About this exercise –
Every entry must come back exactly as it was given.

Material for this exercise Block Start

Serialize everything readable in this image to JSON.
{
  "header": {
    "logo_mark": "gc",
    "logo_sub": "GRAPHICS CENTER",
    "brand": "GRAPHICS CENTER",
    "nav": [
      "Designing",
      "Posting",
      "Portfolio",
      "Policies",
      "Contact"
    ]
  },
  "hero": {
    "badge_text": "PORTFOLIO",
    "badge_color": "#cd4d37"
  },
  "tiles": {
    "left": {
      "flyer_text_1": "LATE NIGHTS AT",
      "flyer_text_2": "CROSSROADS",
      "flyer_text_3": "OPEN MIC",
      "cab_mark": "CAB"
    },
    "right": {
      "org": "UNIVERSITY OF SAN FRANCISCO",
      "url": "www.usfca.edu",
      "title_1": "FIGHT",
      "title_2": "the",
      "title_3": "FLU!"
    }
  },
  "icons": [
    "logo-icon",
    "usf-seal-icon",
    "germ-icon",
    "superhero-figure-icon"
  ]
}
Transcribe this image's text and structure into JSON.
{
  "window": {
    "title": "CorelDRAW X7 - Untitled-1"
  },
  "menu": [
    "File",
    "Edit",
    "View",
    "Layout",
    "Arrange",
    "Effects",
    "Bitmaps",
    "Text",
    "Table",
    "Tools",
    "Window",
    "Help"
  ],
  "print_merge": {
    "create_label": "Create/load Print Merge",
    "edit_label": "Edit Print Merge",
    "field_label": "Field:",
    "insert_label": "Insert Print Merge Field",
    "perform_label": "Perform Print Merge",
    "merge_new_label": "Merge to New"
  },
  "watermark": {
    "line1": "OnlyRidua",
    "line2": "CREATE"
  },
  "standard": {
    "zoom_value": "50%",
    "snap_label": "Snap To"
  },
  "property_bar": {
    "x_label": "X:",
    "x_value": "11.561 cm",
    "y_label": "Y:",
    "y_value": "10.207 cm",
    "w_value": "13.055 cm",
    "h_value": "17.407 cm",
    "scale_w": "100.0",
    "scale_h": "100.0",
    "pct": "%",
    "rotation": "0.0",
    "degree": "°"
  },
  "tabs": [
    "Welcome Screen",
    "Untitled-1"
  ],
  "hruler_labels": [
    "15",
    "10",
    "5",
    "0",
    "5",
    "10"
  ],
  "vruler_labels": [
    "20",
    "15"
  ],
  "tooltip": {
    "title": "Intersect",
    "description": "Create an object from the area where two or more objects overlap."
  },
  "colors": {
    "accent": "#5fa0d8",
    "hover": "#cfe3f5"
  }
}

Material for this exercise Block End

Written reply –
Serialize everything readable in this image to JSON.
{
  "header": {
    "logo_mark": "gc",
    "logo_sub": "GRAPHICS CENTER",
    "brand": "GRAPHICS CENTER",
    "nav": [
      "Designing",
      "Posting",
      "Portfolio",
      "Policies",
      "Contact"
    ]
  },
  "hero": {
    "badge_text": "PORTFOLIO",
    "badge_color": "#cd4d37"
  },
  "tiles": {
    "left": {
      "flyer_text_1": "LATE NIGHTS AT",
      "flyer_text_2": "CROSSROADS",
      "flyer_text_3": "OPEN MIC",
      "cab_mark": "CAB"
    },
    "right": {
      "org": "UNIVERSITY OF SAN FRANCISCO",
      "url": "www.usfca.edu",
      "title_1": "FIGHT",
      "title_2": "the",
      "title_3": "FLU!"
    }
  },
  "icons": [
    "logo-icon",
    "usf-seal-icon",
    "germ-icon",
    "superhero-figure-icon"
  ]
}
Transcribe this image's text and structure into JSON.
{
  "window": {
    "title": "CorelDRAW X7 - Untitled-1"
  },
  "menu": [
    "File",
    "Edit",
    "View",
    "Layout",
    "Arrange",
    "Effects",
    "Bitmaps",
    "Text",
    "Table",
    "Tools",
    "Window",
    "Help"
  ],
  "print_merge": {
    "create_label": "Create/load Print Merge",
    "edit_label": "Edit Print Merge",
    "field_label": "Field:",
    "insert_label": "Insert Print Merge Field",
    "perform_label": "Perform Print Merge",
    "merge_new_label": "Merge to New"
  },
  "watermark": {
    "line1": "OnlyRidua",
    "line2": "CREATE"
  },
  "standard": {
    "zoom_value": "50%",
    "snap_label": "Snap To"
  },
  "property_bar": {
    "x_label": "X:",
    "x_value": "11.561 cm",
    "y_label": "Y:",
    "y_value": "10.207 cm",
    "w_value": "13.055 cm",
    "h_value": "17.407 cm",
    "scale_w": "100.0",
    "scale_h": "100.0",
    "pct": "%",
    "rotation": "0.0",
    "degree": "°"
  },
  "tabs": [
    "Welcome Screen",
    "Untitled-1"
  ],
  "hruler_labels": [
    "15",
    "10",
    "5",
    "0",
    "5",
    "10"
  ],
  "vruler_labels": [
    "20",
    "15"
  ],
  "tooltip": {
    "title": "Intersect",
    "description": "Create an object from the area where two or more objects overlap."
  },
  "colors": {
    "accent": "#5fa0d8",
    "hover": "#cfe3f5"
  }
}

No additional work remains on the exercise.